Inspite of drug therapy, HIV has a tendency to hide certain types of cells, which then reproduce and give rise to chronic inflammation.
Now, researchers at Temple University School of Medicine's Department of Pathology and Laboratory Medicine and Center for Substance Abuse Research (CSAR) have discovered that synthetic anti-inflammatory substances distantly related to the active ingredient of marijuana might be able to take the punch out of HIV while inside one of its major hideouts - immune cells known as macrophages.
"Powerful antiretroviral drug cocktails have allowed many HIV patients to live longer," explained Servio H. Ramirez, PhD, Assistant Professor of Pathology and Laboratory Medicine at Temple University School of Medicine (TUSM), and first author on the study.

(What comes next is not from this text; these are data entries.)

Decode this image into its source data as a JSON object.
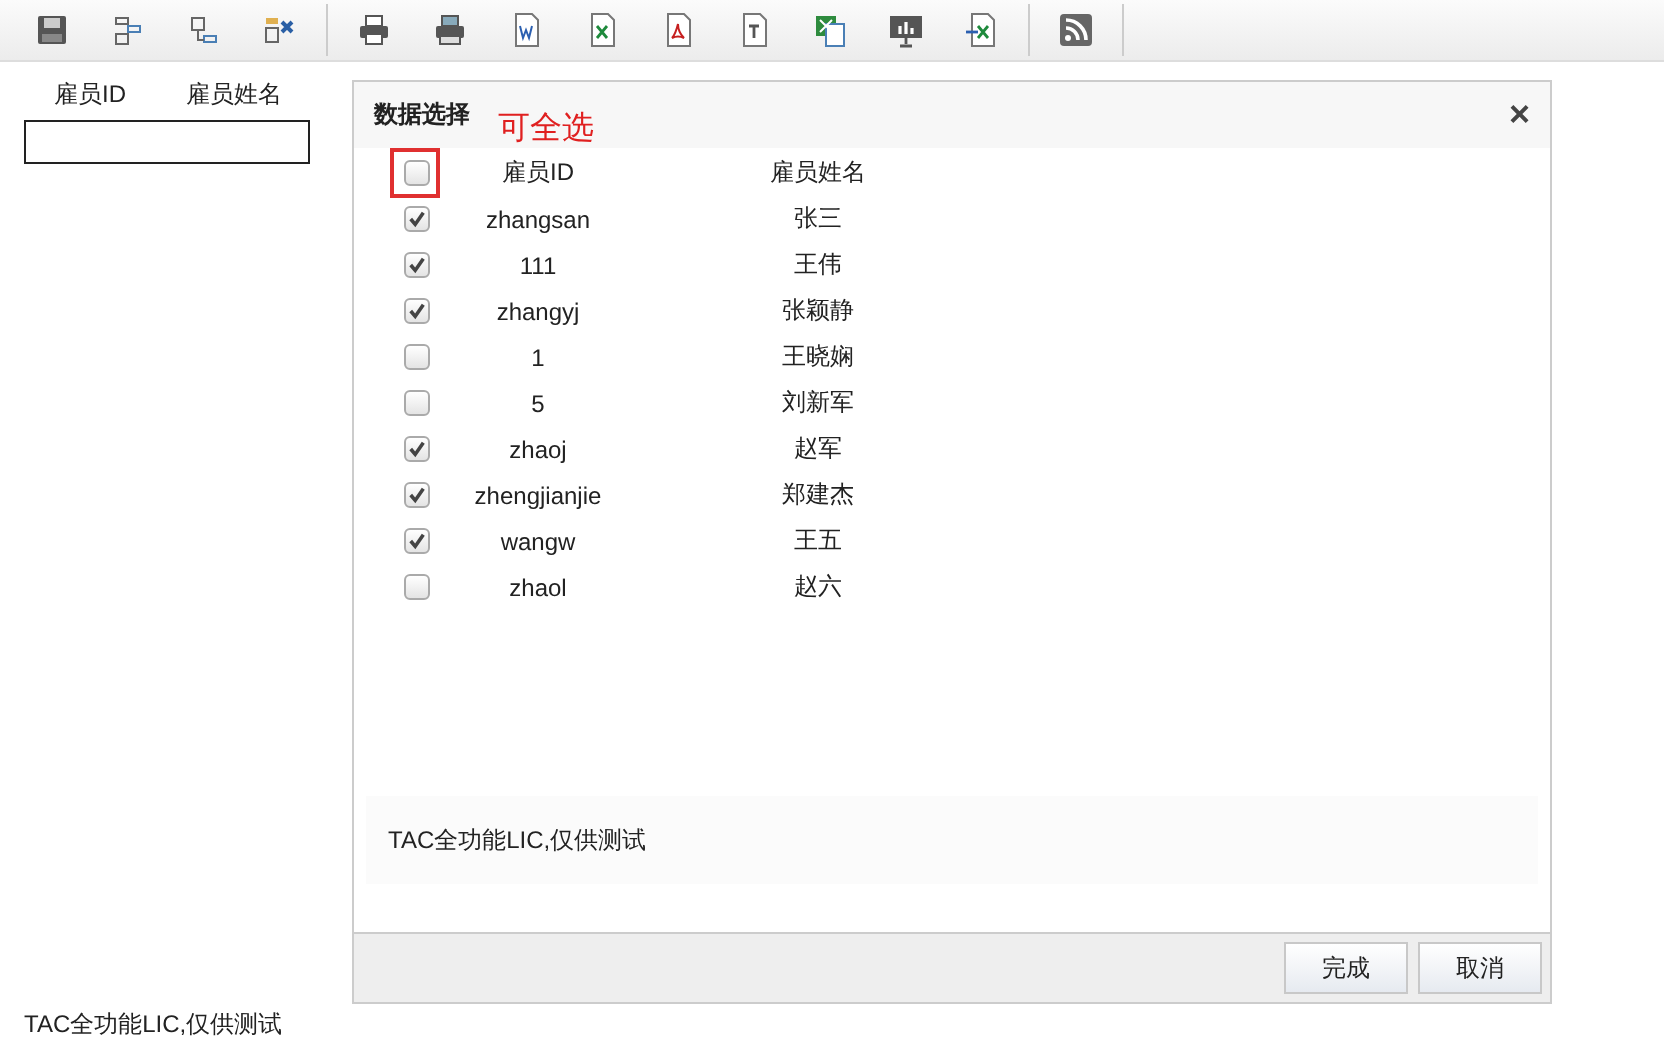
{
  "page": {
    "columns": [
      "雇员ID",
      "雇员姓名"
    ],
    "footer": "TAC全功能LIC,仅供测试"
  },
  "dialog": {
    "title": "数据选择",
    "close": "×",
    "annotation": "可全选",
    "select_all": {
      "checked": false
    },
    "columns": [
      "雇员ID",
      "雇员姓名"
    ],
    "rows": [
      {
        "id": "zhangsan",
        "name": "张三",
        "checked": true
      },
      {
        "id": "111",
        "name": "王伟",
        "checked": true
      },
      {
        "id": "zhangyj",
        "name": "张颖静",
        "checked": true
      },
      {
        "id": "1",
        "name": "王晓娴",
        "checked": false
      },
      {
        "id": "5",
        "name": "刘新军",
        "checked": false
      },
      {
        "id": "zhaoj",
        "name": "赵军",
        "checked": true
      },
      {
        "id": "zhengjianjie",
        "name": "郑建杰",
        "checked": true
      },
      {
        "id": "wangw",
        "name": "王五",
        "checked": true
      },
      {
        "id": "zhaol",
        "name": "赵六",
        "checked": false
      }
    ],
    "note": "TAC全功能LIC,仅供测试",
    "buttons": [
      "完成",
      "取消"
    ]
  }
}
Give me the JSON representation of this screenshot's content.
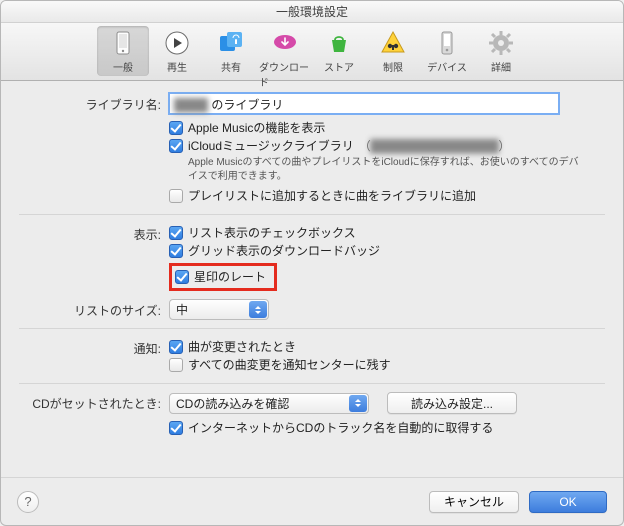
{
  "window": {
    "title": "一般環境設定"
  },
  "toolbar": {
    "tabs": [
      {
        "id": "general",
        "label": "一般"
      },
      {
        "id": "playback",
        "label": "再生"
      },
      {
        "id": "sharing",
        "label": "共有"
      },
      {
        "id": "downloads",
        "label": "ダウンロード"
      },
      {
        "id": "store",
        "label": "ストア"
      },
      {
        "id": "restrict",
        "label": "制限"
      },
      {
        "id": "devices",
        "label": "デバイス"
      },
      {
        "id": "advanced",
        "label": "詳細"
      }
    ],
    "selected": "general"
  },
  "library": {
    "label": "ライブラリ名:",
    "value_prefix_hidden": "████",
    "value_suffix": " のライブラリ",
    "apple_music": {
      "checked": true,
      "label": "Apple Musicの機能を表示"
    },
    "icloud": {
      "checked": true,
      "label": "iCloudミュージックライブラリ",
      "account_open": "（",
      "account_hidden": "████████████████",
      "account_close": "）"
    },
    "icloud_note": "Apple Musicのすべての曲やプレイリストをiCloudに保存すれば、お使いのすべてのデバイスで利用できます。",
    "add_playlist": {
      "checked": false,
      "label": "プレイリストに追加するときに曲をライブラリに追加"
    }
  },
  "display": {
    "label": "表示:",
    "list_checkbox": {
      "checked": true,
      "label": "リスト表示のチェックボックス"
    },
    "grid_badge": {
      "checked": true,
      "label": "グリッド表示のダウンロードバッジ"
    },
    "star_rating": {
      "checked": true,
      "label": "星印のレート"
    }
  },
  "list_size": {
    "label": "リストのサイズ:",
    "value": "中"
  },
  "notify": {
    "label": "通知:",
    "song_changed": {
      "checked": true,
      "label": "曲が変更されたとき"
    },
    "keep_all": {
      "checked": false,
      "label": "すべての曲変更を通知センターに残す"
    }
  },
  "cd": {
    "label": "CDがセットされたとき:",
    "value": "CDの読み込みを確認",
    "import_btn": "読み込み設定...",
    "internet": {
      "checked": true,
      "label": "インターネットからCDのトラック名を自動的に取得する"
    }
  },
  "footer": {
    "help": "?",
    "cancel": "キャンセル",
    "ok": "OK"
  }
}
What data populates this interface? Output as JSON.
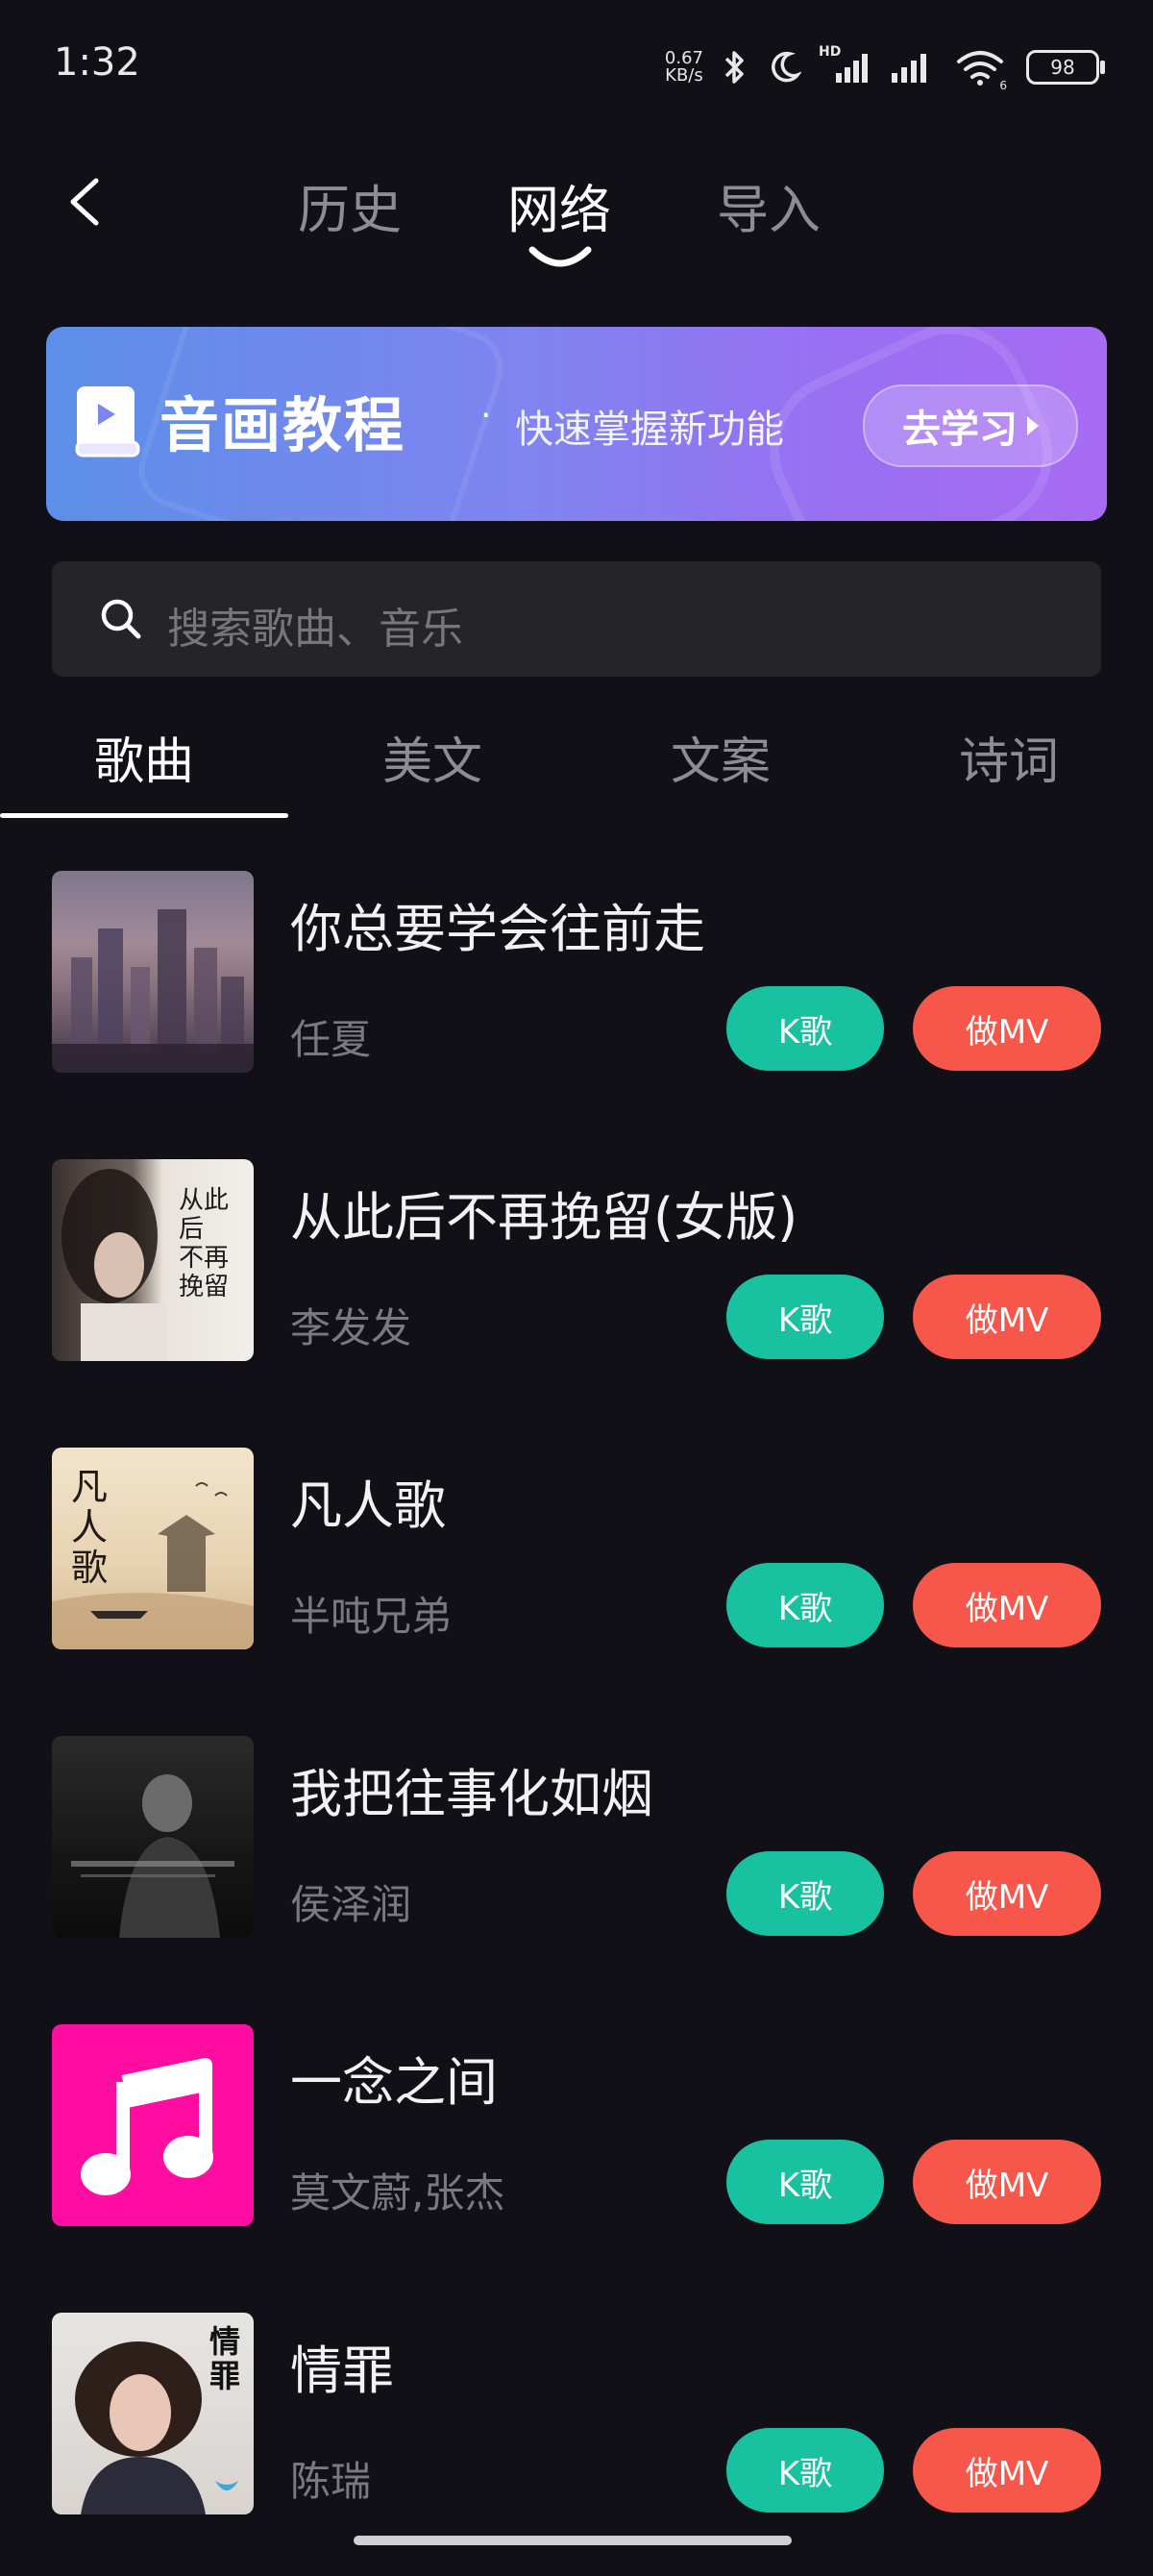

To better understand the connection between inflammation and neurocognitive conditions linked to long-term exposure to HIV, Ramirez and colleagues looked specifically at the CB2 receptor, a protein located on the surface of macrophages.
CB2 is a binding site for substances called cannabinoids, the primary active compounds of cannabis (marijuana), and it may play a role in blocking inflammation in the CNS. Unlike its counterpart, the CB1 receptor, which is found primarily on neurons in the brain, CB2 does not mediate the psychoactive effects for which cannabis is popularly known.
Ramirez explained that there has been much pharmacological interest in developing agents that selectively target CB2. Ideally, these compounds would help limit chronic inflammatory responses and would not bind to CB1. The most promising compounds are those derived from THC (tetrahydrocannabinol), the main active substance in cannabis.
The development of such drugs, however, hinges largely on knowing which cells harbor HIV. Earlier studies suggested that T cells, central components of the immune system, are HIV reservoirs. The Temple team, however, chose to focus on macrophages, which are a type of white blood cell that engulfs and destroys foreign agents.
According to Ramirez and the study's senior investigator, Yuri Persidsky, MD, PhD, Chair of the Department of Pathology and Laboratory Medicine at TUSM, macrophages likely are the primary reservoir for HIV. They are among the first cells to become infected following sexual transmission of the virus, and they are found in every organ of the human body and circulate in the blood. It is currently thought that macrophages may be responsible for introducing HIV into the brain, ultimately initiating HIV-associated cognitive decline.
The scientists landed on their discovery by conducting a series of experiments in a well-established, non-clinical HIV macrophage cell model. They began by treating the HIV-infected cells with one of three different synthetic CB2-activating compounds. The cells were then sampled periodically to measure the activity of an enzyme called reverse transcriptase, which is essential for HIV replication. After seven days, the team found that all three compounds had successfully attenuated HIV replication. The experiments and findings are detailed in the May issue of the Journal of Leukocyte Biology.
The results suggest that selective CB2 agonists could potentially be used in tandem with existing antiretroviral drugs, opening the door to the generation of new drug therapies for HIV/AIDS. The data also support the idea that the human immune system could be leveraged to fight HIV infection.
"Our study suggests that the body's own natural defenses can be made more powerful to fight some of the worst symptoms of HIV," Persidsky explained. He also noted that stimulating CB2 receptors in white blood cells could produce similar benefits against other viral infections.
The team plans next to perform further screening studies using other novel CB2 agonists in parallel with studies that can help uncover the molecular events within the cell that regulate the effect of CB2 on HIV.